So there’s this man who appears to be his 80s who lives in a 1970s era raised ranch about a mile from my house.
His second floor living room window is perpendicular to a three way stop I pass through on my drive to the studio.
Every morning for about a decade during my morning commute, I’d see him sitting in an vintage mid century recliner in the window: reading the newspaper- old school style – in the same threadbare brown bathrobe.
Other times of day I’d see him puttering around the yard. I never saw any visitors; he was always alone.
I wrote a few stories in my head. He was tall; attractive for an old fella. Probably a retired engineer type. Did he have a family somewhere?
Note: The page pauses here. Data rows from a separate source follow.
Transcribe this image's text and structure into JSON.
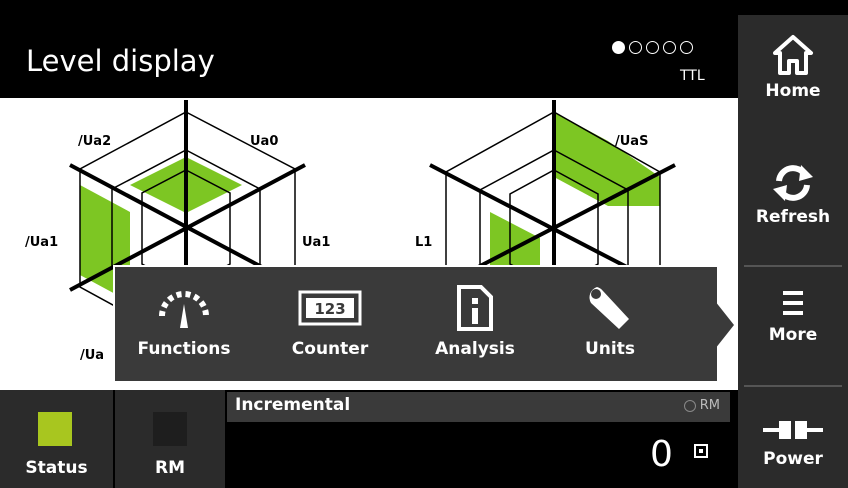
{
  "header": {
    "title": "Level display",
    "page_indicator": {
      "current": 1,
      "total": 5
    },
    "signal_type": "TTL"
  },
  "radar_left": {
    "labels": {
      "top_left": "/Ua2",
      "top_right": "Ua0",
      "mid_left": "/Ua1",
      "mid_right": "Ua1",
      "bottom_left": "/Ua"
    }
  },
  "radar_right": {
    "labels": {
      "top_right": "/UaS",
      "mid_left": "L1"
    }
  },
  "more_menu": {
    "items": [
      {
        "label": "Functions",
        "icon": "gauge-icon"
      },
      {
        "label": "Counter",
        "icon": "counter-123-icon"
      },
      {
        "label": "Analysis",
        "icon": "document-info-icon"
      },
      {
        "label": "Units",
        "icon": "wrench-icon"
      }
    ]
  },
  "sidebar": {
    "home_label": "Home",
    "refresh_label": "Refresh",
    "more_label": "More",
    "power_label": "Power"
  },
  "status_bar": {
    "status_label": "Status",
    "status_color": "#a8c61f",
    "rm_label": "RM",
    "rm_color": "#1e1e1e",
    "mode_label": "Incremental",
    "rm_indicator": "RM",
    "counter_value": "0"
  },
  "colors": {
    "accent_green": "#7dc623",
    "background": "#000000",
    "sidebar": "#2b2b2b",
    "popup": "#3a3a3a"
  }
}
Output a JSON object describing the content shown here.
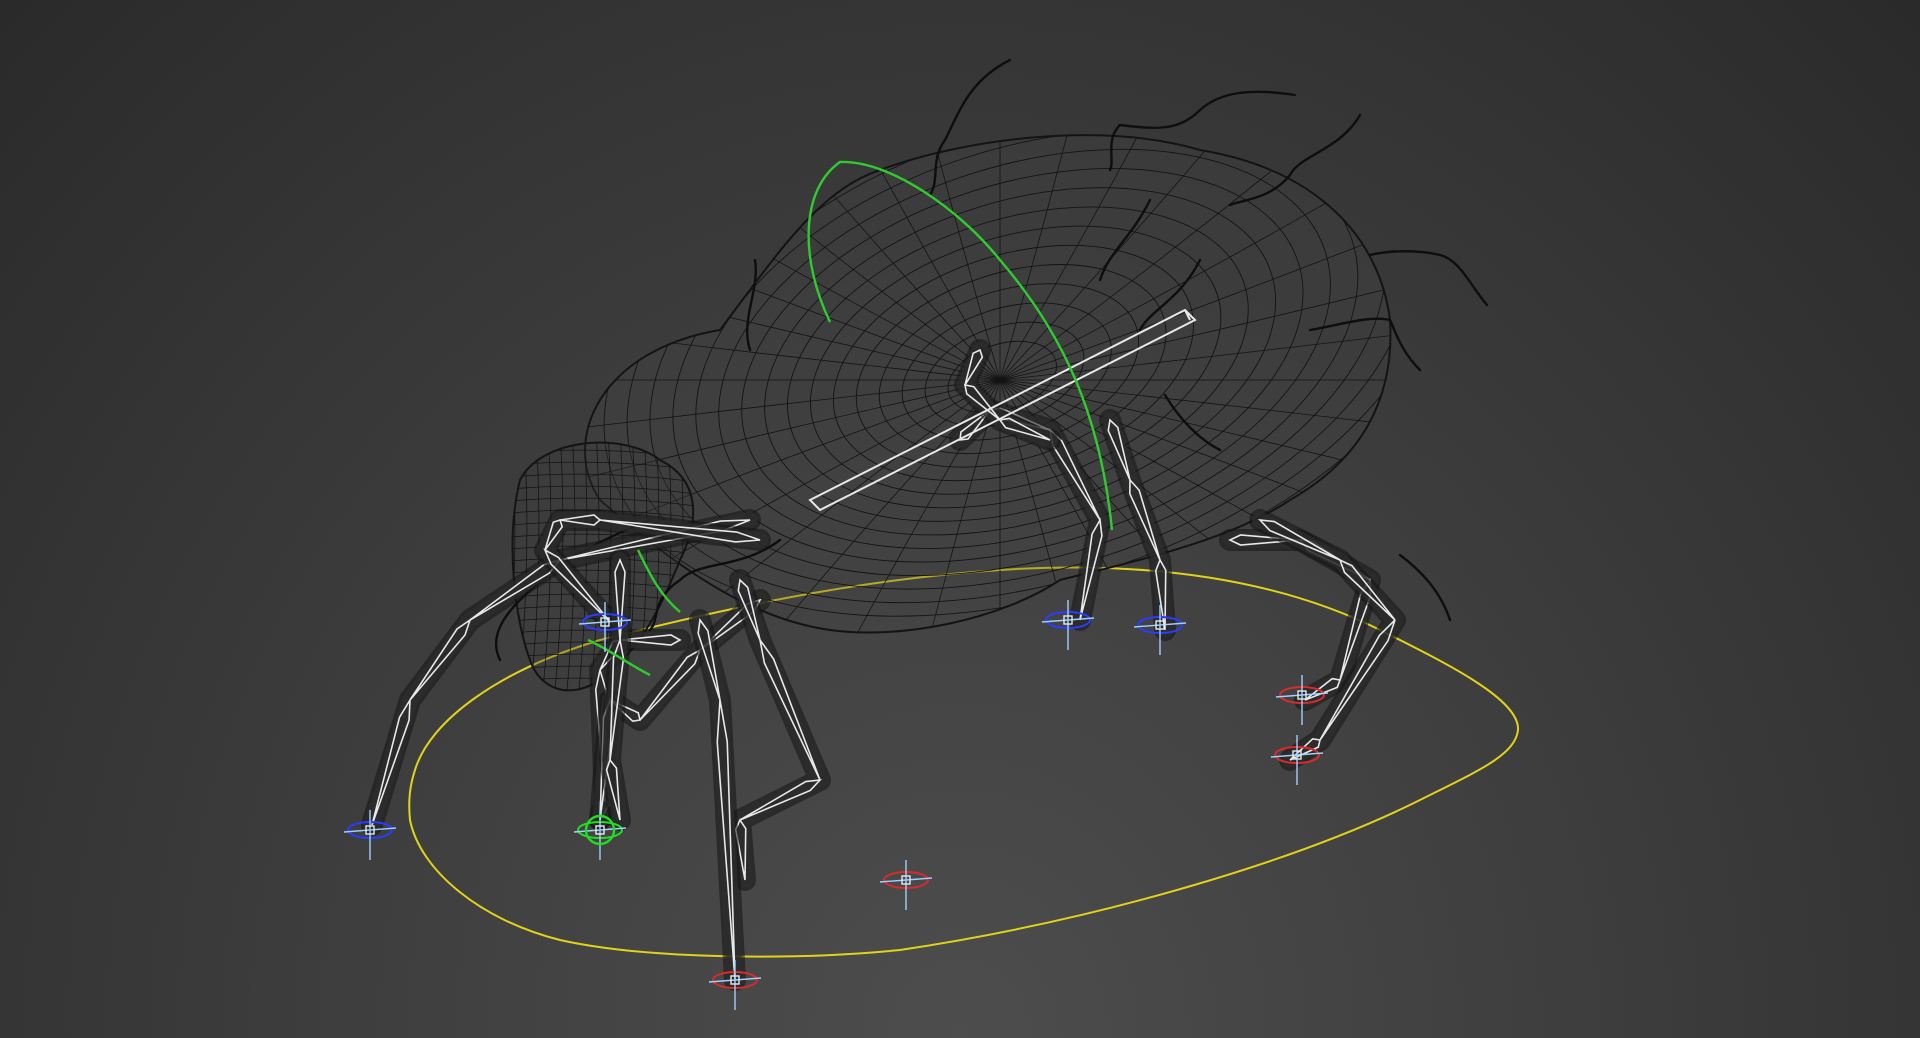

Several times a week I thought: I should stop by someday. Bring cookies. Or send him a note…. I see you, mister. How’s life?
I’d dissect my codependency. My assumption of this guy’s loneliness was not mine to fix. But women are conditioned to be fixers; to rescue. This I know so I beat myself up: Why is this even my problem?! I wonder how many middle aged men drive by an older woman’s house and think to do the same? Probably not many.
But still, it wouldn’t hurt to be neighborly. I planned to send a note.
Then, Claire and I were away for 6 weeks. We returned October 28. On October 29, I drove by the raised ranch and saw it emptied out. The window drapes were removed, chair no longer. There were vans in the driveway: Bathfitter and a painter.
Telltale signs of a house flip.
So he was gone. I’ve written a couple of stories in my head: he moved to warmer weather, closer to family. Or downsized. There are sadder stories I’ve created, of course.
I never did send that note.
I think it’s important to do the things you’ve always said you’re going to do: We really only have right now.
As we round the corner into the season that sometimes makes our eyes twitch…. I’m talking to you, Uncle Mike, who, at every Holiday Dinner, announces “we will not use a pronoun at this table, a he is a he and a she is a she”.
… anyway as we enter into the season, myself and the Twist team wish you all the good juju for things that you don’t want to leave unsaid, hugs that you may be reluctant to offer and vulnerabilities that could (might not, but could!) serve you to show before it’s too late.
And the next day after your version of The Dinner? We’ll be here for you at Edmonds and Richmond Beach, the heat will be on and there will be space to roll out your mat, breathe and move for an hour. You can book your class here.